* **WHAT IS EXPECTED**:
Report each line of the records below that uses the word "type".

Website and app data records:
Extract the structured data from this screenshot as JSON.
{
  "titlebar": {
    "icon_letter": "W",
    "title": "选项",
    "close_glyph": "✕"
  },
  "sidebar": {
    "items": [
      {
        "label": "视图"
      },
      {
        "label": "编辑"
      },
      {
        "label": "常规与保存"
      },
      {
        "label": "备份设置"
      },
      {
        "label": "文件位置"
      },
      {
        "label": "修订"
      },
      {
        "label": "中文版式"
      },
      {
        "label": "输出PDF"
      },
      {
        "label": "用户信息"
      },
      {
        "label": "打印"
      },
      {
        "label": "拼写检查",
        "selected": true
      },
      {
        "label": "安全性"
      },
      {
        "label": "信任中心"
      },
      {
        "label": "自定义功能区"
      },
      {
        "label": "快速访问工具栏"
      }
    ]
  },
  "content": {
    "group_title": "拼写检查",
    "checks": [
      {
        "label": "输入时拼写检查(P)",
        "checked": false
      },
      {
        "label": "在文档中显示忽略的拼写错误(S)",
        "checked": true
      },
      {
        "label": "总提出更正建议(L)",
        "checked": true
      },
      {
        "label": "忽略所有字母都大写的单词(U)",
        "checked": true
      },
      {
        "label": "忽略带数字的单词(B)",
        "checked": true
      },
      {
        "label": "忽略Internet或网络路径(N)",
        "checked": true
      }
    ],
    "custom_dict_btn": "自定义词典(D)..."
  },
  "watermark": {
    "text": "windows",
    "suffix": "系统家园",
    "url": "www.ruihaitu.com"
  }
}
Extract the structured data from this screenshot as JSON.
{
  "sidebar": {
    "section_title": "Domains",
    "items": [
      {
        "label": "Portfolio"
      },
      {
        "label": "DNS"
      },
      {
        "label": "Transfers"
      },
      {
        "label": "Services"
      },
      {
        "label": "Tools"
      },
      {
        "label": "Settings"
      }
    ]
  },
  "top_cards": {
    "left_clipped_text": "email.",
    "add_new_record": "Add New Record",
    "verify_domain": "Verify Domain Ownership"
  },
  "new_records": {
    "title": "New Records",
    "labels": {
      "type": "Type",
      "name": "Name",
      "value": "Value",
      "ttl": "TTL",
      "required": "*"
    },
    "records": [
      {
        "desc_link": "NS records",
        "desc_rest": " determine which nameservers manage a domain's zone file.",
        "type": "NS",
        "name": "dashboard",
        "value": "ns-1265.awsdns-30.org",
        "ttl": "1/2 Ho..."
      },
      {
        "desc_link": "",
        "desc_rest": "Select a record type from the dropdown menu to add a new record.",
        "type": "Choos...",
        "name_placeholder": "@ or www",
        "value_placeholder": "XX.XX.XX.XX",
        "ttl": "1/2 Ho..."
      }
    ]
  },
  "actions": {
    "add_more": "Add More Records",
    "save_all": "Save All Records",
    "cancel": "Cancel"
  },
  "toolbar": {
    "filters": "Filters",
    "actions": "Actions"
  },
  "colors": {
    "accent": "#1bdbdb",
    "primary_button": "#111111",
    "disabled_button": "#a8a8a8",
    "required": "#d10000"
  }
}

* **FINAL ANSWER**:
      "type": "Type",
        "type": "NS",
        "desc_rest": "Select a record type from the dropdown menu to add a new record.",
        "type": "Choos...",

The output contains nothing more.